Blink and you miss ‘em… Lois McMaster Bujold has released two Penric and Desdemona novellas in the past year when I wasn’t paying attention. I don’t know how these releases keep on passing me by, I really don’t.
Usually, these novellas are mostly light-hearted fun, but the first one, The Physicians of Vilnoc, might be a little uncomfortably timely, as it revolves around a plague. Looking at the publication dates, I don’t think Bujold did this on purpose, as she would have started writing this well before the current pandemic started.
Chronologically, The Physicians of Vilnoc is one of the latest in the series. Penric is at home with his small family when he gets a message from General Arisaydia about a strange new illness that’s striking down the soldiers at his fort. The general himself has little to no medical knowledge, but he knows Penric trained as a physician, as he himself was once at the receiving end of Penric and Desdemona’s healing efforts. As General Arisaydia also happens Penric’s brother-in-law, Penric feels rather obliged to go to his aid.
Things are pretty grim once he arrives at the fort. Not only has the spread of the disease gotten worse since the General sent his summons, but the fort’s most senior physician, Master Orides, has also died in the interim. So it’s up to Penric and Desdemona to help heal the sick while trying to find the source of this medical mystery.
There are certainly some parallels here with current events. The underlying current of fear is one: the main mystery of the story is where the hell the plague originated from, and can it be stopped before it spreads into the POW camps and the city of Vilnoc. There’s also the more personal fears of Penric: like many healthcare workers working during the COVID outbreak, the weight on Penric’s shoulders is threatening to overwhelm him. He’s also unable to return to his wife and child for the duration of the outbreak, in fear that he will become the vector that allows the disease to speak.
Like all the other Penric novellas, The Physicians of Vilnoc is tightly written and engaging. But I felt that after the stress of most of the story the resolution came a little too easy.
The most recent novella, Masquerade in Lodi, is a much more traditional mystery for both Penric and Des. Its also a considerable leap back in time, falling between Penric’s Fox and Penric’s Mission. Just like in The Physicians of Vilnoc, we find poor Penric absolutely knackered. He’s only recently left Martensbridge and his life as a full-time physician/healer—something he still angsts about in the Physicians of Vilnoc—and he’s exhausted. The city of Lodi is currently holding a Bastard’s Day celebration, which is like Venice’s Carnivale with the serial numbers rubbed off, and it might provide a nice distraction of Penric for the time being. But of course, as with anything to do with the Bastard, nothing ever goes smoothly.

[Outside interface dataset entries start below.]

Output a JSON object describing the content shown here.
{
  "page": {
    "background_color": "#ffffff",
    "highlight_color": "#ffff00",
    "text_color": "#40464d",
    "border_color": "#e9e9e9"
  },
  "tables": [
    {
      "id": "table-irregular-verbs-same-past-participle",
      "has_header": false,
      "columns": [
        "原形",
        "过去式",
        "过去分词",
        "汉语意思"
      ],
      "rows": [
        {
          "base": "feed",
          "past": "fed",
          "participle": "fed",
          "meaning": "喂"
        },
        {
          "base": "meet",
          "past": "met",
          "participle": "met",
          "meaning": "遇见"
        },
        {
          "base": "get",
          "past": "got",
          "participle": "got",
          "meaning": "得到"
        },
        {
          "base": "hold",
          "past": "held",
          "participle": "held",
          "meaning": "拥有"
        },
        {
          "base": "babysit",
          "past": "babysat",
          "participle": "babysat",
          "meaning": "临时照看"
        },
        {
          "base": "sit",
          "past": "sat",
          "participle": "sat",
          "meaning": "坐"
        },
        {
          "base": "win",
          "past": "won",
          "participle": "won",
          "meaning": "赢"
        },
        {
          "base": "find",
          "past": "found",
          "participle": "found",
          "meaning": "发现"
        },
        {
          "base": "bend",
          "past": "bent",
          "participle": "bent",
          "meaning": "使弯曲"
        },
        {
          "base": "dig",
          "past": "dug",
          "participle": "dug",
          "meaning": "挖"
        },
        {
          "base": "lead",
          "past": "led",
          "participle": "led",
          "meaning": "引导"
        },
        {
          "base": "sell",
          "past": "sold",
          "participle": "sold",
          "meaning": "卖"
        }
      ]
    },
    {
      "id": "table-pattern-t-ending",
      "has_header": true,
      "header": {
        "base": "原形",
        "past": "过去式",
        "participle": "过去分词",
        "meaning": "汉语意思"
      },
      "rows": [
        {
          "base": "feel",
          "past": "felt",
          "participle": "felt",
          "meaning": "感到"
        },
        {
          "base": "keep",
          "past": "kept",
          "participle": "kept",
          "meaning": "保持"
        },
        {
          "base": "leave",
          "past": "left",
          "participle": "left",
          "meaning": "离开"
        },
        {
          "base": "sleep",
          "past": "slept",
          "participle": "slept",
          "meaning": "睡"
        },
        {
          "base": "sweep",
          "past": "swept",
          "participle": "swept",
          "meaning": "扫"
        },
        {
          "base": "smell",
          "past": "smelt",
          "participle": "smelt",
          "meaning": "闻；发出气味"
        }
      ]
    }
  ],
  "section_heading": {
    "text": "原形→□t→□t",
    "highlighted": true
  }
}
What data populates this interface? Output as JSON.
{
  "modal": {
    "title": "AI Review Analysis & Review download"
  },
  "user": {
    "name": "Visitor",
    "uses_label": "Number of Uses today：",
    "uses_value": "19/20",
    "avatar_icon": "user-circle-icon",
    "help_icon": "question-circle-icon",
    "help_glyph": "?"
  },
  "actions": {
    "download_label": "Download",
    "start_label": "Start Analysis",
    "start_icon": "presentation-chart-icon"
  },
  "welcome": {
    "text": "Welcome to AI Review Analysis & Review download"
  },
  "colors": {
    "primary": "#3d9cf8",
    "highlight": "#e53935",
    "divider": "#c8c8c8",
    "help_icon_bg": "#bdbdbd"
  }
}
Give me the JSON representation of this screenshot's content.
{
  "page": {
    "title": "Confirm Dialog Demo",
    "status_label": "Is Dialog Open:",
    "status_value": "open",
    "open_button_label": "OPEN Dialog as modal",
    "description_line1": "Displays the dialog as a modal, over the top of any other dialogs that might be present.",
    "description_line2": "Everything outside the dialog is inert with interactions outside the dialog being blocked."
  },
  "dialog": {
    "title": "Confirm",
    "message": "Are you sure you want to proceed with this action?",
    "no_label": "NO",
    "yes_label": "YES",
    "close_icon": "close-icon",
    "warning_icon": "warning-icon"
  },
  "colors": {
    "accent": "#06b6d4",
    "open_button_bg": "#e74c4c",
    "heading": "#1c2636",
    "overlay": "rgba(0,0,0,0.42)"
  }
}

Pen and Des are summoned to the hospital in Lodi to examine an unidentified young man who was dragged out of the ocean and is very much worse for wear. His condition is little more serious than just sunstroke or having taken a couple too many gulps of seawater. The poor man has either gone completely mad—or is demon-possessed. The latter would be a very grave situation, so the temple adempts reckon it would be great if the poor fellow could be kept under observation for a while for further assessment. But nope—he gives them the slip and Pen and Des have to go running through the streets of Lodi trying to find him before his maybe-demon jumps ship and finds itself a new host.
This is a pretty short instalment, and a little more lighthearted than Physicians. There was plenty of delightful banter between Pen and Des which is one of my favourite elements in the series. And while the story doesn’t exactly and much to the development of our two protagonists—its an inter-qual, after all—we are rewarded with some nice little worldbuilding tidbits.
Neither of these novellas is as substantial other entries in the series, such as Penric and the Shaman and Penric’s Mission. But they are still highly enjoyable, and the latter at least is exactly what I look for in a comfort read.